December 16, 2018
The Search for our Ancestry (LIV)
Finding Living Relatives
By Angelo Coniglio
Frequently, readers make requests like the one below, with minimal information about the ancestors they wish to research. In these cases, it’s impossible to give detailed answers, but the general process is addressed in my answer, applicable for anyone searching for their ancestry and for living relatives in Sicily or Italy.
Q: I expect one day to take my daughters to Sicily, in hopes that I may find living relatives of my family. I would love to take my girls to the place where their family history originated. Is there any advice that you may give me? I have a search started but I have come to a dead end. Where do I go from here?
I would also love to put people’s names to the faces in my parents’ photo albums. I have gotten just so far and am at a dead end on photos, as well. I think I have come across something in Sicilian records, but I'm not sure if what I have is correct. How do you know if what you even have is the right thing?
A: Without knowing more details (names, dates, places), or where your "dead ends" occur, or what your research skills are, it's difficult for me to give you any specific advice. When you ask "Where do I go from here?" what I need to know, is where is "here"? How far have you gotten?
If your goal is to find living relatives in Sicily, there are two major things you must do.

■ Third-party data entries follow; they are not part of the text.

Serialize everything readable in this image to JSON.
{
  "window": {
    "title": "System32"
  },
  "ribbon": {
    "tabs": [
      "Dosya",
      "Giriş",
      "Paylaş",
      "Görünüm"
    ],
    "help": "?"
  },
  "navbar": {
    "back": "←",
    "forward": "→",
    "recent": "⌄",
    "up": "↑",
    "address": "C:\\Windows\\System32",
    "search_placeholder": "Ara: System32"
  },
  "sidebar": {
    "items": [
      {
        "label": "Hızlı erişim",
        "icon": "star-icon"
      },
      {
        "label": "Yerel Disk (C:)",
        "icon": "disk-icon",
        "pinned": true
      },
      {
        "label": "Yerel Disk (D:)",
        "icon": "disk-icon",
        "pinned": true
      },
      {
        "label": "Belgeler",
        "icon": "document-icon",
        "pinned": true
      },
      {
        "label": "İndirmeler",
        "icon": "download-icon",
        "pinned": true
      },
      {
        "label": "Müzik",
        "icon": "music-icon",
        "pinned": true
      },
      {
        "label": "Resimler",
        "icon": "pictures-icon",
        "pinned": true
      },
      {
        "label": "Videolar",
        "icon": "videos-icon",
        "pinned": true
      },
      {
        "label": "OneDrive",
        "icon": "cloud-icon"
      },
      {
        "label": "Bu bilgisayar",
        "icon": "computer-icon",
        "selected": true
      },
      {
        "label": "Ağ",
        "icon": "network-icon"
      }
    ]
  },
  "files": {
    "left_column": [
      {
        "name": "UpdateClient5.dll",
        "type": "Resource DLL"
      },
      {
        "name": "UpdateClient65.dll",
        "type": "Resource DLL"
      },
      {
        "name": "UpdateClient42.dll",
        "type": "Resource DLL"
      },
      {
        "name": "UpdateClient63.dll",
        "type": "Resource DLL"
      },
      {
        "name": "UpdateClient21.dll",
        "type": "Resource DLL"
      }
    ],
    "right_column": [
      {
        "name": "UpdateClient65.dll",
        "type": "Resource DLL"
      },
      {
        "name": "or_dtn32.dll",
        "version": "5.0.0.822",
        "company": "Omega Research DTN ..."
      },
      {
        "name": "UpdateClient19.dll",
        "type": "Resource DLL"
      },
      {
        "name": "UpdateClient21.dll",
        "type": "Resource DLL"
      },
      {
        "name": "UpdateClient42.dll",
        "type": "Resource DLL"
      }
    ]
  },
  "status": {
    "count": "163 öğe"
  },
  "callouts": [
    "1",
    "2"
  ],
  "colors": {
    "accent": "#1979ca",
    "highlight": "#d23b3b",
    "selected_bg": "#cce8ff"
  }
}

1) Determine the exact town from which your ancestors came; and
2) build as complete a family tree as possible, identifying not only your direct ancestors, but their siblings and the descendants of their siblings (that is, their collateral relatives).
These two efforts are intertwined, and to some extent, one depends on the other. Family photos are wonderful to have, but they don't provide much help in genealogical research. Further, very few of our ancestors in the 1800s had the means to be photographed. Here's how to proceed. I'll use your paternal side as an example, but the same process should be followed for your maternal side.
Find your father in the 1940 U. S. Census. If he was born after 1940, find his father in the 1940 census. To find censuses, you can search on-line on Ancestry.com or the free Mormon site familysearch.org. Federal censuses were done every ten years, and some states also had periodic censuses. Keep working back to earlier censuses until you find your ancestor listed with his parents, and so on, until you find a census that indicates when the earliest immigrants came to the U.S. Unless the immigrant came from a large city like Rome, the censuses give only limited information about origins, like ‘Italy’ or ‘Italy South’.
Search passenger ship manifests for the immigrants, using the information developed from the censuses. These manifests are available on line on several venues, for example ellisisland.org, familysearch.org and Ancestry.com. Passenger manifests often gave the name of the town in Sicily where the immigrants lived or were born. If that fails, try to find family records that indicate the town, or go to the county clerk in the place in the U.S. where they lived, and inquire about their naturalization papers. If found, those papers should name the town of origin.
Once the ancestral town is known, using the resources of the Mormon church, in on-line sites or at a physical Family History Center (FHC), find the microfilms or on-line venues that have birth, marriage and death records for that town, and begin searching for the records of your ancestors. This must be a step-by-step process; find one generation at a time, then find the records for that person's parents, then his or her parents, etc. As you find information, record it and develop a 'family tree'. Include siblings if you can find them, for each ancestor. The best way to build a tree is by entering the data in a computer program that will organize the information and allow you to print family tree charts, list of descendants or collateral relatives of your ancestors, and so on. Such programs are available to be ordered on-line for $30 or so and downloaded to your PC. It is possible to ‘build’ family trees on on-line venues such as Ancestry.com, familysearch, MyHeritage, etc. but I STRONGLY urge you to build and maintain your primary tree off-line on your PC, where it is completely under your control. If you’re not computer-literate, your local Mormon FHC has charts and forms on which you can manually record your tree and family information.
When you have completed the family tree as far as possible, and knowing the ancestral town, when you visit Sicily you can go to the town's municipio (town hall) and parish rectory and ask if they know of any families with the surnames in your tree. These may not be the surnames of your father or mother, because some of your ancestors' female relatives would have descendants with other surnames; - they're still your relatives. You can also check local telephone directories for familiar surnames. Once you meet the potential relatives, show them your family tree. If they recognize someone in it as their ancestor, you will have found a living relative!
Coniglio is the author of the book The Lady of the Wheel, inspired by his Sicilian research. Order the paperback or the Kindle version at http://bit.ly/SicilianStory Coniglio’s web page at http://bit.ly/AFCGen has helpful hints on genealogic research. If you have genealogy questions, or would like him to lecture to your club or group, e-mail him at email@example.com